What can convey a more exalted idea of human daring and fortitude, than the boldness with which man rushes forth to encounter the storms and waves of those two mighty elements, the air and ocean? What can speak louder in praise of human ingenuity, than the wonderful art by which he is enabled to boldly steer from the land until it fades in the horizon, and nothing is to be seen but the heavenly concave above and a watery waste around him ?
So asks Charles Ellms in the preface to The Tragedy of the Seas, a book which, as its title suggests, is dedicated to the times when such waterborne adventures go wrong — a colourful compendium of thirty-seven nautical catastrophes that took place in bodies of water around the world between 1803 and 1840. We read of ships wrecked on coral reefs, capsized in hurricanes, and reduced to cinders after lightning strikes. The celebrated French navigator De Blosseville sails on a voyage of discovery to the Arctic Ocean never to return. A steamer violently explodes on the Ohio River killing dozens. The most fatal involves 116 starving passengers freezing to death on the barque Mexico after it was stranded off Long Island in January 1837. There is enough pulsating action, compelling characterisation, and technical information in the book’s 432 pages to keep your average deckhand entertained for an entire Atlantic crossing.

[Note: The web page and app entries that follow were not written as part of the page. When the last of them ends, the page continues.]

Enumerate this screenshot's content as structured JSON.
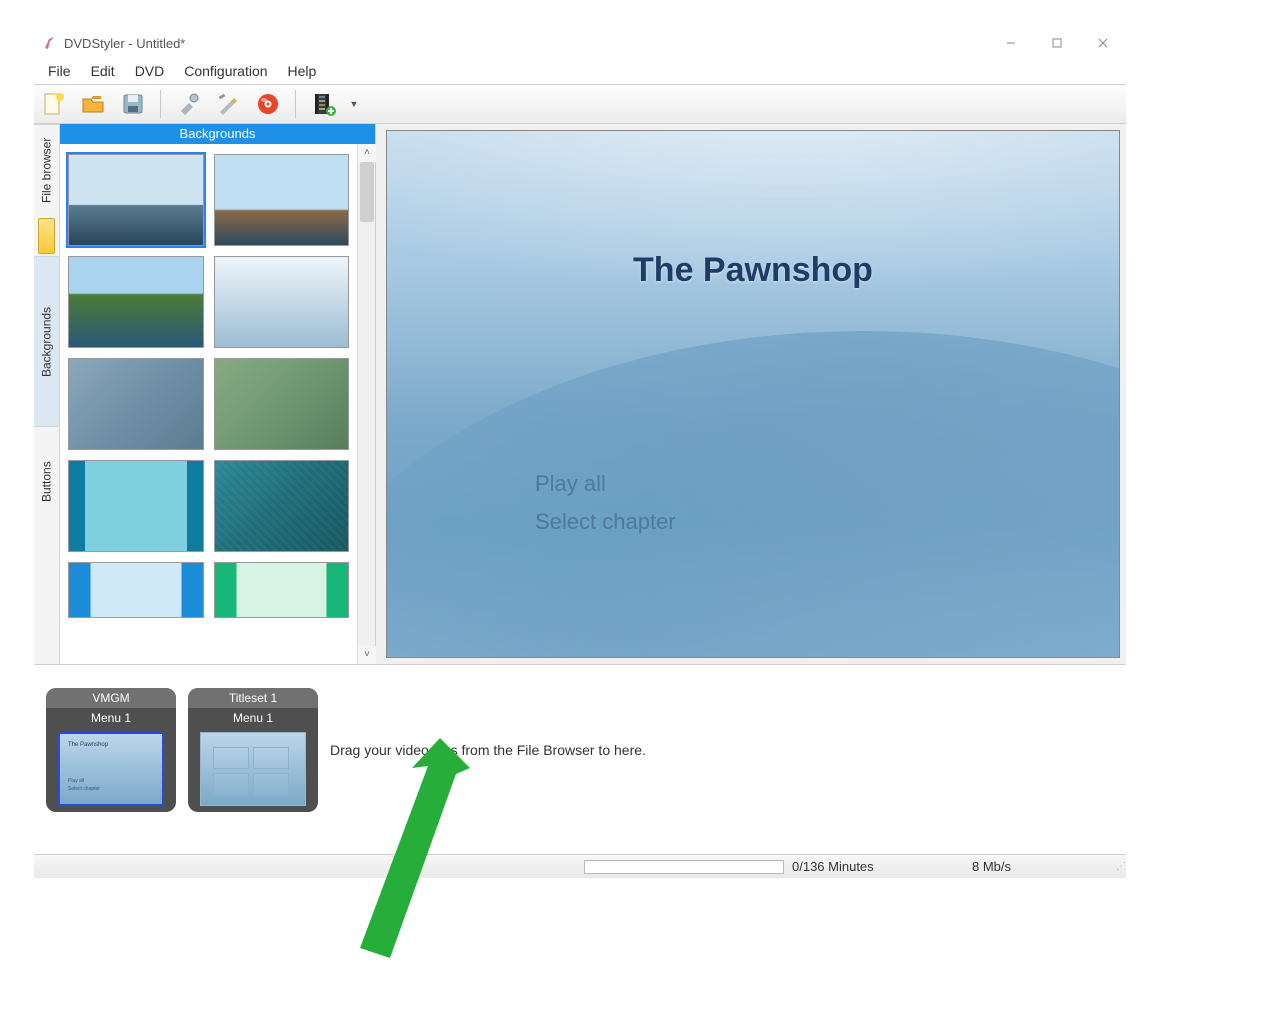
{
  "window": {
    "title": "DVDStyler - Untitled*"
  },
  "menubar": {
    "file": "File",
    "edit": "Edit",
    "dvd": "DVD",
    "configuration": "Configuration",
    "help": "Help"
  },
  "toolbar": {
    "new": "New",
    "open": "Open",
    "save": "Save",
    "settings": "Settings",
    "options": "Options",
    "burn": "Burn",
    "add": "Add"
  },
  "side_tabs": {
    "file_browser": "File browser",
    "backgrounds": "Backgrounds",
    "buttons": "Buttons"
  },
  "sidebar": {
    "panel_header": "Backgrounds"
  },
  "preview": {
    "title": "The Pawnshop",
    "play_all": "Play all",
    "select_chapter": "Select chapter"
  },
  "timeline": {
    "vmgm": {
      "group": "VMGM",
      "label": "Menu 1",
      "mini_title": "The Pawnshop",
      "mini_l1": "Play all",
      "mini_l2": "Select chapter"
    },
    "titleset1": {
      "group": "Titleset 1",
      "label": "Menu 1"
    },
    "drag_hint": "Drag your video files from the File Browser to here."
  },
  "statusbar": {
    "time": "0/136 Minutes",
    "rate": "8 Mb/s"
  }
}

The writer of the book, Charles Ellms, was a Boston stationer and author of three other popular adventure books including The Pirates Own Book (1837) and Robinson Crusoe’s Own Book (1842). In his introduction to The Tragedy of the Seas Ellms declares that “The Narratives that follow are plain, true, and unvarnished; and if the hand that guided the rudder in the hour of misfortune was prevented, by the physical elements, from steering a correct course, nothing has prevented truth, that moral magnet of the mind, from invariably guiding the survivor in his narration.” Some modern readers are less certain than Ellms about his magnetic relationship to truth. Boyd Childress, writing for Williams College, Connecticut, believes he was never shy of embellishment: “It is difficult to determine where accuracy ends and Ellms begins.”

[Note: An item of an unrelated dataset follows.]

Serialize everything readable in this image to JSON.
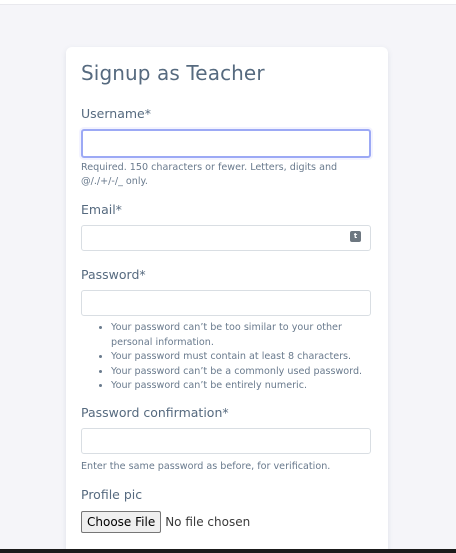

Ellms maximises the drama in part by playing to nineteenth-century stereotypes of savagely violent indigenous peoples. We learn of two survivors of a whale ship wrecked off the Palau Islands being captured and “subjected to unheard-of Sufferings among the barbarous Inhabitants”. Another shipwreck off the coast of East Florida leads to the “MASSACRE OF THE OFFICERS AND PART OF THE CREW by the Seminole Indians.” There is more to the book however than fire and fury, blood and guts. The open ocean is a great stage for displays of fortitude and ingenuity too. An Englishman called James Brock looks certain to die when his yawl capsizes off Yarmouth but manages to swim fourteen bitterly cold miles to safety. The Frigate Pique is extricated by her sailors from a “PERILOUS SITUATION ON THE ROCKS OF LABRADOR, where she lost her Keel; and the Passage across the Atlantic, during which SHE LOST HER RUDDER, AND WAS STEERED FIFTEEN HUNDRED MILES WITHOUT ANY.” We learn of a posse of sailors who, after three days trapped in their cramped sleeping quarters in the mid-Atlantic, set themselves free by cutting through the deck itself. Perhaps most extraordinary is the tale of a stray Japanese vessel carried diagonally across the immensity of the Pacific Ocean until by chance it reached the Sandwich Island 11,000 miles and eleven and a half months later. “For the last three months,” Ellms relates “they had been without water: they had a large supply of rice, it being the principal part of the cargo; and they allayed their thirst by washing their mouths and soaking their bodies in salt water.”